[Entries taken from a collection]

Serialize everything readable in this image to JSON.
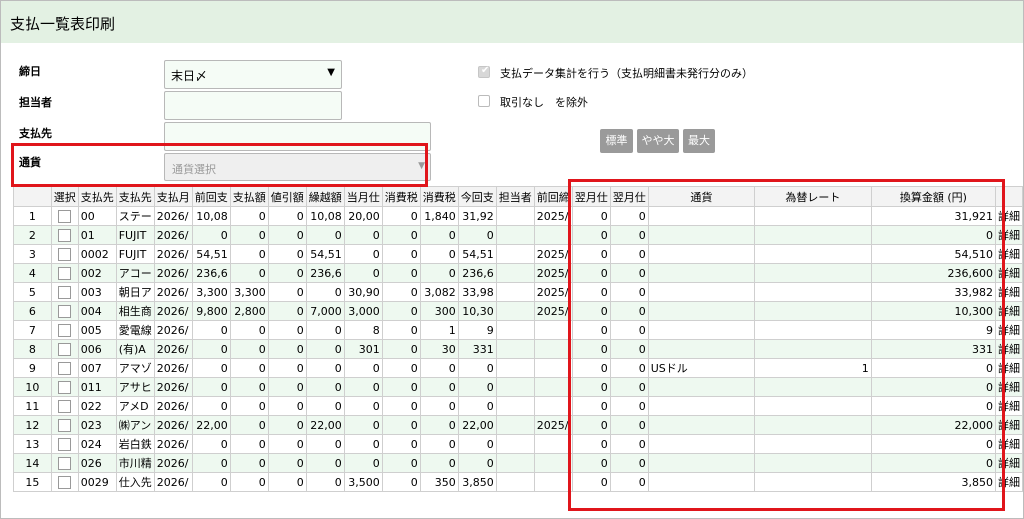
{
  "title": "支払一覧表印刷",
  "form": {
    "closing_label": "締日",
    "closing_value": "末日〆",
    "staff_label": "担当者",
    "staff_value": "",
    "payee_label": "支払先",
    "payee_value": "",
    "currency_label": "通貨",
    "currency_placeholder": "通貨選択"
  },
  "options": {
    "aggregate_label": "支払データ集計を行う（支払明細書未発行分のみ）",
    "exclude_label": "取引なし　を除外"
  },
  "zoom": {
    "standard": "標準",
    "large": "やや大",
    "max": "最大"
  },
  "table": {
    "headers": [
      "",
      "選択",
      "支払先",
      "支払先",
      "支払月",
      "前回支",
      "支払額",
      "値引額",
      "繰越額",
      "当月仕",
      "消費税",
      "消費税",
      "今回支",
      "担当者",
      "前回締",
      "翌月仕",
      "翌月仕",
      "通貨",
      "為替レート",
      "換算金額 (円)",
      ""
    ],
    "rows": [
      {
        "no": "1",
        "code": "00",
        "name": "ステー",
        "date": "2026/",
        "prev": "10,08",
        "paid": "0",
        "disc": "0",
        "carry": "10,08",
        "cur": "20,00",
        "tax1": "0",
        "tax2": "1,840",
        "now": "31,92",
        "staff": "",
        "pclose": "2025/",
        "n1": "0",
        "n2": "0",
        "currency": "",
        "rate": "",
        "conv": "31,921",
        "detail": "詳細"
      },
      {
        "no": "2",
        "code": "01",
        "name": "FUJIT",
        "date": "2026/",
        "prev": "0",
        "paid": "0",
        "disc": "0",
        "carry": "0",
        "cur": "0",
        "tax1": "0",
        "tax2": "0",
        "now": "0",
        "staff": "",
        "pclose": "",
        "n1": "0",
        "n2": "0",
        "currency": "",
        "rate": "",
        "conv": "0",
        "detail": "詳細"
      },
      {
        "no": "3",
        "code": "0002",
        "name": "FUJIT",
        "date": "2026/",
        "prev": "54,51",
        "paid": "0",
        "disc": "0",
        "carry": "54,51",
        "cur": "0",
        "tax1": "0",
        "tax2": "0",
        "now": "54,51",
        "staff": "",
        "pclose": "2025/",
        "n1": "0",
        "n2": "0",
        "currency": "",
        "rate": "",
        "conv": "54,510",
        "detail": "詳細"
      },
      {
        "no": "4",
        "code": "002",
        "name": "アコー",
        "date": "2026/",
        "prev": "236,6",
        "paid": "0",
        "disc": "0",
        "carry": "236,6",
        "cur": "0",
        "tax1": "0",
        "tax2": "0",
        "now": "236,6",
        "staff": "",
        "pclose": "2025/",
        "n1": "0",
        "n2": "0",
        "currency": "",
        "rate": "",
        "conv": "236,600",
        "detail": "詳細"
      },
      {
        "no": "5",
        "code": "003",
        "name": "朝日ア",
        "date": "2026/",
        "prev": "3,300",
        "paid": "3,300",
        "disc": "0",
        "carry": "0",
        "cur": "30,90",
        "tax1": "0",
        "tax2": "3,082",
        "now": "33,98",
        "staff": "",
        "pclose": "2025/",
        "n1": "0",
        "n2": "0",
        "currency": "",
        "rate": "",
        "conv": "33,982",
        "detail": "詳細"
      },
      {
        "no": "6",
        "code": "004",
        "name": "相生商",
        "date": "2026/",
        "prev": "9,800",
        "paid": "2,800",
        "disc": "0",
        "carry": "7,000",
        "cur": "3,000",
        "tax1": "0",
        "tax2": "300",
        "now": "10,30",
        "staff": "",
        "pclose": "2025/",
        "n1": "0",
        "n2": "0",
        "currency": "",
        "rate": "",
        "conv": "10,300",
        "detail": "詳細"
      },
      {
        "no": "7",
        "code": "005",
        "name": "愛電線",
        "date": "2026/",
        "prev": "0",
        "paid": "0",
        "disc": "0",
        "carry": "0",
        "cur": "8",
        "tax1": "0",
        "tax2": "1",
        "now": "9",
        "staff": "",
        "pclose": "",
        "n1": "0",
        "n2": "0",
        "currency": "",
        "rate": "",
        "conv": "9",
        "detail": "詳細"
      },
      {
        "no": "8",
        "code": "006",
        "name": "(有)A",
        "date": "2026/",
        "prev": "0",
        "paid": "0",
        "disc": "0",
        "carry": "0",
        "cur": "301",
        "tax1": "0",
        "tax2": "30",
        "now": "331",
        "staff": "",
        "pclose": "",
        "n1": "0",
        "n2": "0",
        "currency": "",
        "rate": "",
        "conv": "331",
        "detail": "詳細"
      },
      {
        "no": "9",
        "code": "007",
        "name": "アマゾ",
        "date": "2026/",
        "prev": "0",
        "paid": "0",
        "disc": "0",
        "carry": "0",
        "cur": "0",
        "tax1": "0",
        "tax2": "0",
        "now": "0",
        "staff": "",
        "pclose": "",
        "n1": "0",
        "n2": "0",
        "currency": "USドル",
        "rate": "1",
        "conv": "0",
        "detail": "詳細"
      },
      {
        "no": "10",
        "code": "011",
        "name": "アサヒ",
        "date": "2026/",
        "prev": "0",
        "paid": "0",
        "disc": "0",
        "carry": "0",
        "cur": "0",
        "tax1": "0",
        "tax2": "0",
        "now": "0",
        "staff": "",
        "pclose": "",
        "n1": "0",
        "n2": "0",
        "currency": "",
        "rate": "",
        "conv": "0",
        "detail": "詳細"
      },
      {
        "no": "11",
        "code": "022",
        "name": "アメD",
        "date": "2026/",
        "prev": "0",
        "paid": "0",
        "disc": "0",
        "carry": "0",
        "cur": "0",
        "tax1": "0",
        "tax2": "0",
        "now": "0",
        "staff": "",
        "pclose": "",
        "n1": "0",
        "n2": "0",
        "currency": "",
        "rate": "",
        "conv": "0",
        "detail": "詳細"
      },
      {
        "no": "12",
        "code": "023",
        "name": "㈱アン",
        "date": "2026/",
        "prev": "22,00",
        "paid": "0",
        "disc": "0",
        "carry": "22,00",
        "cur": "0",
        "tax1": "0",
        "tax2": "0",
        "now": "22,00",
        "staff": "",
        "pclose": "2025/",
        "n1": "0",
        "n2": "0",
        "currency": "",
        "rate": "",
        "conv": "22,000",
        "detail": "詳細"
      },
      {
        "no": "13",
        "code": "024",
        "name": "岩白鉄",
        "date": "2026/",
        "prev": "0",
        "paid": "0",
        "disc": "0",
        "carry": "0",
        "cur": "0",
        "tax1": "0",
        "tax2": "0",
        "now": "0",
        "staff": "",
        "pclose": "",
        "n1": "0",
        "n2": "0",
        "currency": "",
        "rate": "",
        "conv": "0",
        "detail": "詳細"
      },
      {
        "no": "14",
        "code": "026",
        "name": "市川精",
        "date": "2026/",
        "prev": "0",
        "paid": "0",
        "disc": "0",
        "carry": "0",
        "cur": "0",
        "tax1": "0",
        "tax2": "0",
        "now": "0",
        "staff": "",
        "pclose": "",
        "n1": "0",
        "n2": "0",
        "currency": "",
        "rate": "",
        "conv": "0",
        "detail": "詳細"
      },
      {
        "no": "15",
        "code": "0029",
        "name": "仕入先",
        "date": "2026/",
        "prev": "0",
        "paid": "0",
        "disc": "0",
        "carry": "0",
        "cur": "3,500",
        "tax1": "0",
        "tax2": "350",
        "now": "3,850",
        "staff": "",
        "pclose": "",
        "n1": "0",
        "n2": "0",
        "currency": "",
        "rate": "",
        "conv": "3,850",
        "detail": "詳細"
      }
    ]
  },
  "colors": {
    "titlebar": "#e3f1e3",
    "highlight": "#e0151b",
    "row_alt": "#eef9f0"
  }
}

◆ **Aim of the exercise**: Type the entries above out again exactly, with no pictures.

◆ **Task answer**:
Serialize everything readable in this image to JSON.
{
  "title": "支払一覧表印刷",
  "form": {
    "closing_label": "締日",
    "closing_value": "末日〆",
    "staff_label": "担当者",
    "staff_value": "",
    "payee_label": "支払先",
    "payee_value": "",
    "currency_label": "通貨",
    "currency_placeholder": "通貨選択"
  },
  "options": {
    "aggregate_label": "支払データ集計を行う（支払明細書未発行分のみ）",
    "exclude_label": "取引なし　を除外"
  },
  "zoom": {
    "standard": "標準",
    "large": "やや大",
    "max": "最大"
  },
  "table": {
    "headers": [
      "",
      "選択",
      "支払先",
      "支払先",
      "支払月",
      "前回支",
      "支払額",
      "値引額",
      "繰越額",
      "当月仕",
      "消費税",
      "消費税",
      "今回支",
      "担当者",
      "前回締",
      "翌月仕",
      "翌月仕",
      "通貨",
      "為替レート",
      "換算金額 (円)",
      ""
    ],
    "rows": [
      {
        "no": "1",
        "code": "00",
        "name": "ステー",
        "date": "2026/",
        "prev": "10,08",
        "paid": "0",
        "disc": "0",
        "carry": "10,08",
        "cur": "20,00",
        "tax1": "0",
        "tax2": "1,840",
        "now": "31,92",
        "staff": "",
        "pclose": "2025/",
        "n1": "0",
        "n2": "0",
        "currency": "",
        "rate": "",
        "conv": "31,921",
        "detail": "詳細"
      },
      {
        "no": "2",
        "code": "01",
        "name": "FUJIT",
        "date": "2026/",
        "prev": "0",
        "paid": "0",
        "disc": "0",
        "carry": "0",
        "cur": "0",
        "tax1": "0",
        "tax2": "0",
        "now": "0",
        "staff": "",
        "pclose": "",
        "n1": "0",
        "n2": "0",
        "currency": "",
        "rate": "",
        "conv": "0",
        "detail": "詳細"
      },
      {
        "no": "3",
        "code": "0002",
        "name": "FUJIT",
        "date": "2026/",
        "prev": "54,51",
        "paid": "0",
        "disc": "0",
        "carry": "54,51",
        "cur": "0",
        "tax1": "0",
        "tax2": "0",
        "now": "54,51",
        "staff": "",
        "pclose": "2025/",
        "n1": "0",
        "n2": "0",
        "currency": "",
        "rate": "",
        "conv": "54,510",
        "detail": "詳細"
      },
      {
        "no": "4",
        "code": "002",
        "name": "アコー",
        "date": "2026/",
        "prev": "236,6",
        "paid": "0",
        "disc": "0",
        "carry": "236,6",
        "cur": "0",
        "tax1": "0",
        "tax2": "0",
        "now": "236,6",
        "staff": "",
        "pclose": "2025/",
        "n1": "0",
        "n2": "0",
        "currency": "",
        "rate": "",
        "conv": "236,600",
        "detail": "詳細"
      },
      {
        "no": "5",
        "code": "003",
        "name": "朝日ア",
        "date": "2026/",
        "prev": "3,300",
        "paid": "3,300",
        "disc": "0",
        "carry": "0",
        "cur": "30,90",
        "tax1": "0",
        "tax2": "3,082",
        "now": "33,98",
        "staff": "",
        "pclose": "2025/",
        "n1": "0",
        "n2": "0",
        "currency": "",
        "rate": "",
        "conv": "33,982",
        "detail": "詳細"
      },
      {
        "no": "6",
        "code": "004",
        "name": "相生商",
        "date": "2026/",
        "prev": "9,800",
        "paid": "2,800",
        "disc": "0",
        "carry": "7,000",
        "cur": "3,000",
        "tax1": "0",
        "tax2": "300",
        "now": "10,30",
        "staff": "",
        "pclose": "2025/",
        "n1": "0",
        "n2": "0",
        "currency": "",
        "rate": "",
        "conv": "10,300",
        "detail": "詳細"
      },
      {
        "no": "7",
        "code": "005",
        "name": "愛電線",
        "date": "2026/",
        "prev": "0",
        "paid": "0",
        "disc": "0",
        "carry": "0",
        "cur": "8",
        "tax1": "0",
        "tax2": "1",
        "now": "9",
        "staff": "",
        "pclose": "",
        "n1": "0",
        "n2": "0",
        "currency": "",
        "rate": "",
        "conv": "9",
        "detail": "詳細"
      },
      {
        "no": "8",
        "code": "006",
        "name": "(有)A",
        "date": "2026/",
        "prev": "0",
        "paid": "0",
        "disc": "0",
        "carry": "0",
        "cur": "301",
        "tax1": "0",
        "tax2": "30",
        "now": "331",
        "staff": "",
        "pclose": "",
        "n1": "0",
        "n2": "0",
        "currency": "",
        "rate": "",
        "conv": "331",
        "detail": "詳細"
      },
      {
        "no": "9",
        "code": "007",
        "name": "アマゾ",
        "date": "2026/",
        "prev": "0",
        "paid": "0",
        "disc": "0",
        "carry": "0",
        "cur": "0",
        "tax1": "0",
        "tax2": "0",
        "now": "0",
        "staff": "",
        "pclose": "",
        "n1": "0",
        "n2": "0",
        "currency": "USドル",
        "rate": "1",
        "conv": "0",
        "detail": "詳細"
      },
      {
        "no": "10",
        "code": "011",
        "name": "アサヒ",
        "date": "2026/",
        "prev": "0",
        "paid": "0",
        "disc": "0",
        "carry": "0",
        "cur": "0",
        "tax1": "0",
        "tax2": "0",
        "now": "0",
        "staff": "",
        "pclose": "",
        "n1": "0",
        "n2": "0",
        "currency": "",
        "rate": "",
        "conv": "0",
        "detail": "詳細"
      },
      {
        "no": "11",
        "code": "022",
        "name": "アメD",
        "date": "2026/",
        "prev": "0",
        "paid": "0",
        "disc": "0",
        "carry": "0",
        "cur": "0",
        "tax1": "0",
        "tax2": "0",
        "now": "0",
        "staff": "",
        "pclose": "",
        "n1": "0",
        "n2": "0",
        "currency": "",
        "rate": "",
        "conv": "0",
        "detail": "詳細"
      },
      {
        "no": "12",
        "code": "023",
        "name": "㈱アン",
        "date": "2026/",
        "prev": "22,00",
        "paid": "0",
        "disc": "0",
        "carry": "22,00",
        "cur": "0",
        "tax1": "0",
        "tax2": "0",
        "now": "22,00",
        "staff": "",
        "pclose": "2025/",
        "n1": "0",
        "n2": "0",
        "currency": "",
        "rate": "",
        "conv": "22,000",
        "detail": "詳細"
      },
      {
        "no": "13",
        "code": "024",
        "name": "岩白鉄",
        "date": "2026/",
        "prev": "0",
        "paid": "0",
        "disc": "0",
        "carry": "0",
        "cur": "0",
        "tax1": "0",
        "tax2": "0",
        "now": "0",
        "staff": "",
        "pclose": "",
        "n1": "0",
        "n2": "0",
        "currency": "",
        "rate": "",
        "conv": "0",
        "detail": "詳細"
      },
      {
        "no": "14",
        "code": "026",
        "name": "市川精",
        "date": "2026/",
        "prev": "0",
        "paid": "0",
        "disc": "0",
        "carry": "0",
        "cur": "0",
        "tax1": "0",
        "tax2": "0",
        "now": "0",
        "staff": "",
        "pclose": "",
        "n1": "0",
        "n2": "0",
        "currency": "",
        "rate": "",
        "conv": "0",
        "detail": "詳細"
      },
      {
        "no": "15",
        "code": "0029",
        "name": "仕入先",
        "date": "2026/",
        "prev": "0",
        "paid": "0",
        "disc": "0",
        "carry": "0",
        "cur": "3,500",
        "tax1": "0",
        "tax2": "350",
        "now": "3,850",
        "staff": "",
        "pclose": "",
        "n1": "0",
        "n2": "0",
        "currency": "",
        "rate": "",
        "conv": "3,850",
        "detail": "詳細"
      }
    ]
  },
  "colors": {
    "titlebar": "#e3f1e3",
    "highlight": "#e0151b",
    "row_alt": "#eef9f0"
  }
}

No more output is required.